== Materials provided ==

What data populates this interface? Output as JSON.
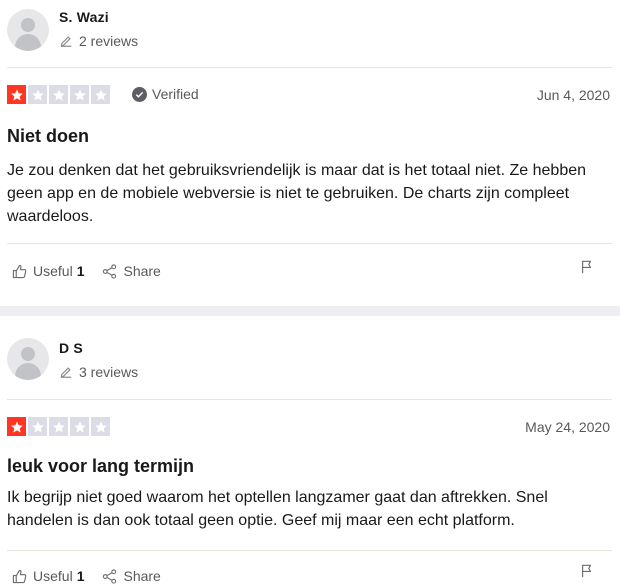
{
  "reviews": [
    {
      "author": "S. Wazi",
      "review_count": "2 reviews",
      "rating": 1,
      "rating_max": 5,
      "verified_label": "Verified",
      "date": "Jun 4, 2020",
      "title": "Niet doen",
      "body": "Je zou denken dat het gebruiksvriendelijk is maar dat is het totaal niet. Ze hebben geen app en de mobiele webversie is niet te gebruiken. De charts zijn compleet waardeloos.",
      "useful_label": "Useful",
      "useful_count": "1",
      "share_label": "Share"
    },
    {
      "author": "D S",
      "review_count": "3 reviews",
      "rating": 1,
      "rating_max": 5,
      "date": "May 24, 2020",
      "title": "leuk voor lang termijn",
      "body": "Ik begrijp niet goed waarom het optellen langzamer gaat dan aftrekken. Snel handelen is dan ook totaal geen optie. Geef mij maar een echt platform.",
      "useful_label": "Useful",
      "useful_count": "1",
      "share_label": "Share"
    }
  ],
  "colors": {
    "star_on": "#ff3722",
    "star_off": "#dcdce6",
    "separator": "#eeeef2"
  },
  "icons": [
    "avatar-icon",
    "pencil-icon",
    "star-icon",
    "verified-check-icon",
    "thumbs-up-icon",
    "share-icon",
    "flag-icon"
  ]
}
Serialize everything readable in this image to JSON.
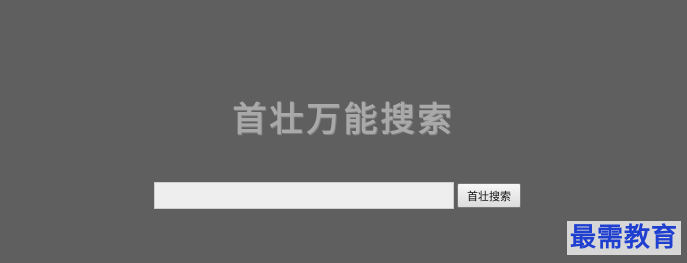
{
  "logo": {
    "text": "首壮万能搜索"
  },
  "search": {
    "value": "",
    "placeholder": "",
    "button_label": "首壮搜索"
  },
  "watermark": {
    "text": "最需教育"
  },
  "colors": {
    "background": "#5f5f5f",
    "logo_text": "#a9a9a9",
    "input_background": "#eeeeee",
    "watermark_text": "#1f3fd1"
  }
}
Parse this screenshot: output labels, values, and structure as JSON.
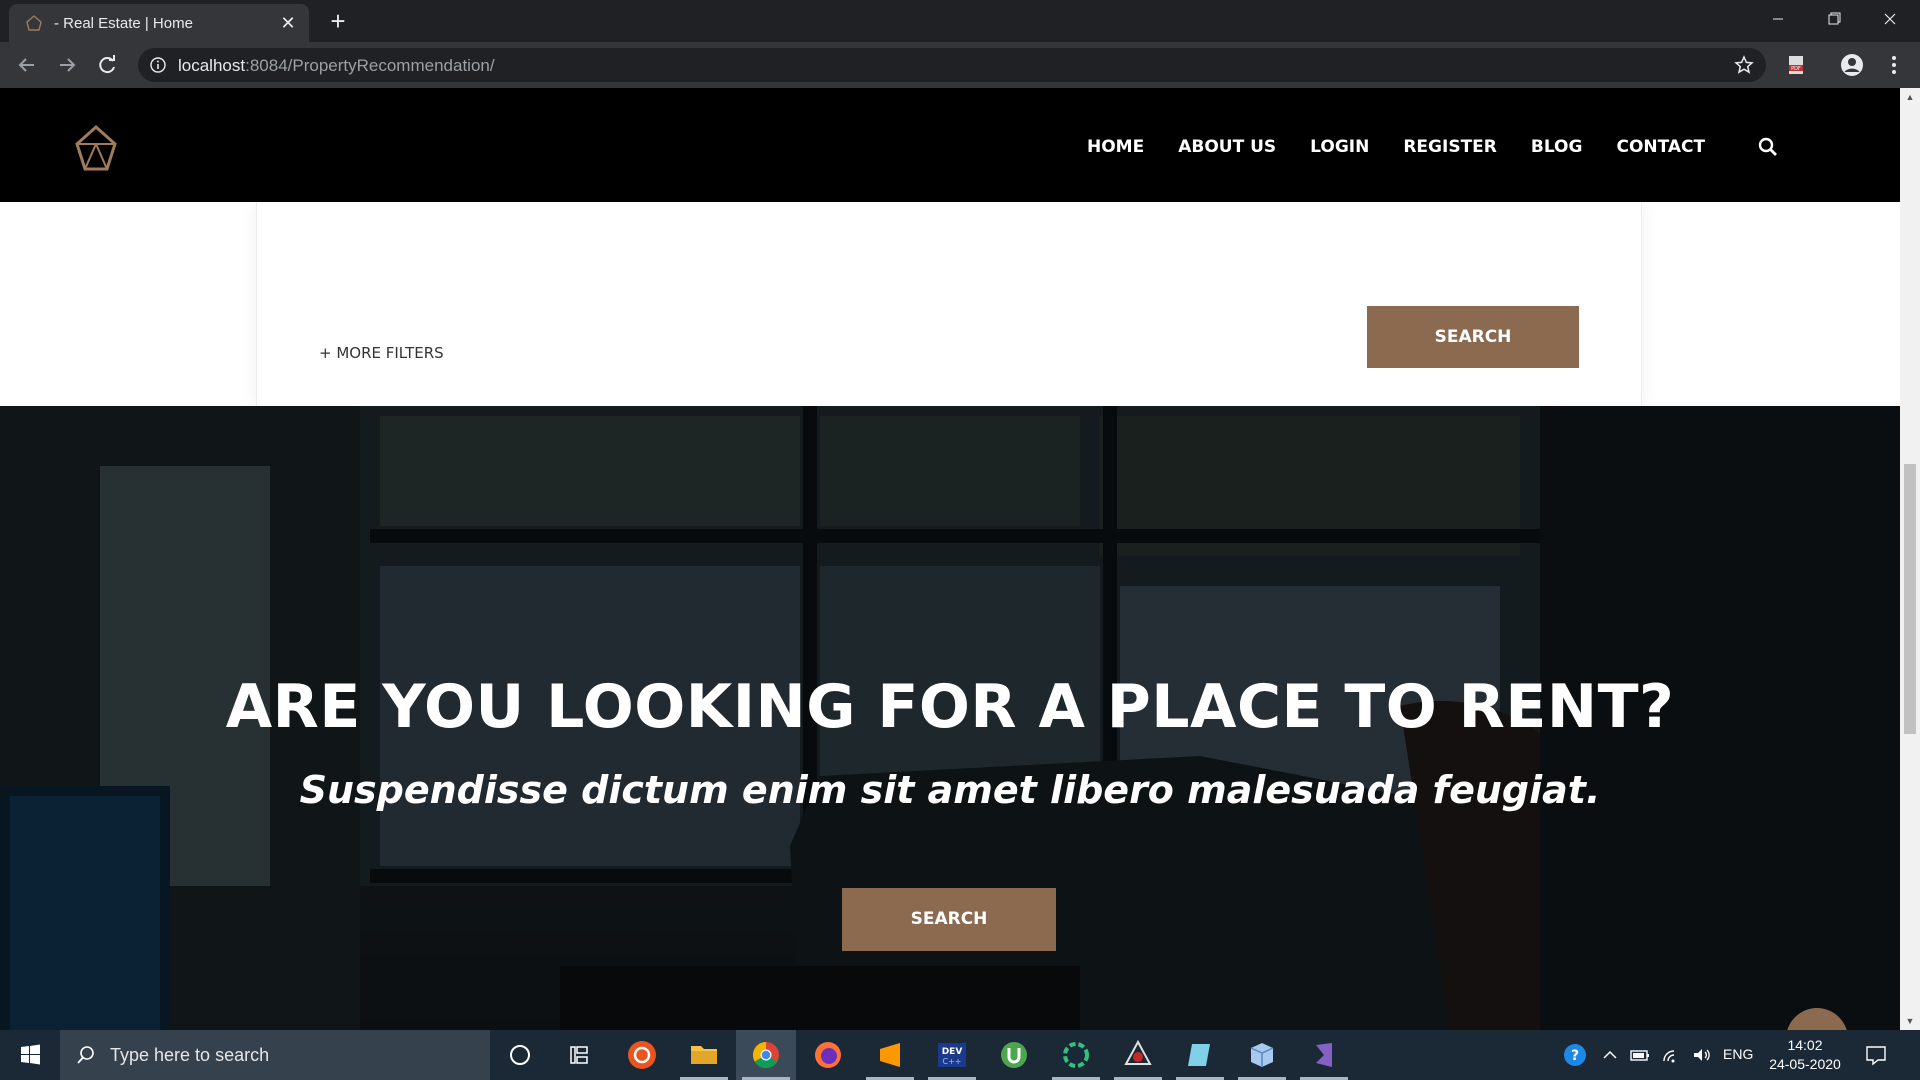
{
  "browser": {
    "tab_title": "- Real Estate | Home",
    "url_host": "localhost",
    "url_rest": ":8084/PropertyRecommendation/"
  },
  "header": {
    "nav": [
      "HOME",
      "ABOUT US",
      "LOGIN",
      "REGISTER",
      "BLOG",
      "CONTACT"
    ]
  },
  "filters": {
    "more_label": "+ MORE FILTERS",
    "search_label": "SEARCH"
  },
  "hero": {
    "title": "ARE YOU LOOKING FOR A PLACE TO RENT?",
    "subtitle": "Suspendisse dictum enim sit amet libero malesuada feugiat.",
    "search_label": "SEARCH"
  },
  "taskbar": {
    "search_placeholder": "Type here to search",
    "lang": "ENG",
    "time": "14:02",
    "date": "24-05-2020",
    "apps": [
      "task-view-icon",
      "ubuntu-icon",
      "file-explorer-icon",
      "chrome-icon",
      "firefox-icon",
      "sublime-text-icon",
      "devc-icon",
      "utorrent-icon",
      "circle-app-icon",
      "spider-app-icon",
      "notes-app-icon",
      "box-app-icon",
      "visual-studio-icon"
    ]
  },
  "colors": {
    "accent_brown": "#8b6a4f",
    "header_bg": "#000000"
  }
}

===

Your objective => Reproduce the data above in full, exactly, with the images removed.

Result for this task =>
What data populates this interface? Output as JSON.
{
  "reviews": [
    {
      "author": "S. Wazi",
      "review_count": "2 reviews",
      "rating": 1,
      "rating_max": 5,
      "verified_label": "Verified",
      "date": "Jun 4, 2020",
      "title": "Niet doen",
      "body": "Je zou denken dat het gebruiksvriendelijk is maar dat is het totaal niet. Ze hebben geen app en de mobiele webversie is niet te gebruiken. De charts zijn compleet waardeloos.",
      "useful_label": "Useful",
      "useful_count": "1",
      "share_label": "Share"
    },
    {
      "author": "D S",
      "review_count": "3 reviews",
      "rating": 1,
      "rating_max": 5,
      "date": "May 24, 2020",
      "title": "leuk voor lang termijn",
      "body": "Ik begrijp niet goed waarom het optellen langzamer gaat dan aftrekken. Snel handelen is dan ook totaal geen optie. Geef mij maar een echt platform.",
      "useful_label": "Useful",
      "useful_count": "1",
      "share_label": "Share"
    }
  ],
  "colors": {
    "star_on": "#ff3722",
    "star_off": "#dcdce6",
    "separator": "#eeeef2"
  },
  "icons": [
    "avatar-icon",
    "pencil-icon",
    "star-icon",
    "verified-check-icon",
    "thumbs-up-icon",
    "share-icon",
    "flag-icon"
  ]
}
Serialize everything readable in this image to JSON.
{
  "logo": {
    "text": "首壮万能搜索"
  },
  "search": {
    "value": "",
    "placeholder": "",
    "button_label": "首壮搜索"
  },
  "watermark": {
    "text": "最需教育"
  },
  "colors": {
    "background": "#5f5f5f",
    "logo_text": "#a9a9a9",
    "input_background": "#eeeeee",
    "watermark_text": "#1f3fd1"
  }
}
Parse this screenshot: output labels, values, and structure as JSON.
{
  "browser": {
    "tab_title": "- Real Estate | Home",
    "url_host": "localhost",
    "url_rest": ":8084/PropertyRecommendation/"
  },
  "header": {
    "nav": [
      "HOME",
      "ABOUT US",
      "LOGIN",
      "REGISTER",
      "BLOG",
      "CONTACT"
    ]
  },
  "filters": {
    "more_label": "+ MORE FILTERS",
    "search_label": "SEARCH"
  },
  "hero": {
    "title": "ARE YOU LOOKING FOR A PLACE TO RENT?",
    "subtitle": "Suspendisse dictum enim sit amet libero malesuada feugiat.",
    "search_label": "SEARCH"
  },
  "taskbar": {
    "search_placeholder": "Type here to search",
    "lang": "ENG",
    "time": "14:02",
    "date": "24-05-2020",
    "apps": [
      "task-view-icon",
      "ubuntu-icon",
      "file-explorer-icon",
      "chrome-icon",
      "firefox-icon",
      "sublime-text-icon",
      "devc-icon",
      "utorrent-icon",
      "circle-app-icon",
      "spider-app-icon",
      "notes-app-icon",
      "box-app-icon",
      "visual-studio-icon"
    ]
  },
  "colors": {
    "accent_brown": "#8b6a4f",
    "header_bg": "#000000"
  }
}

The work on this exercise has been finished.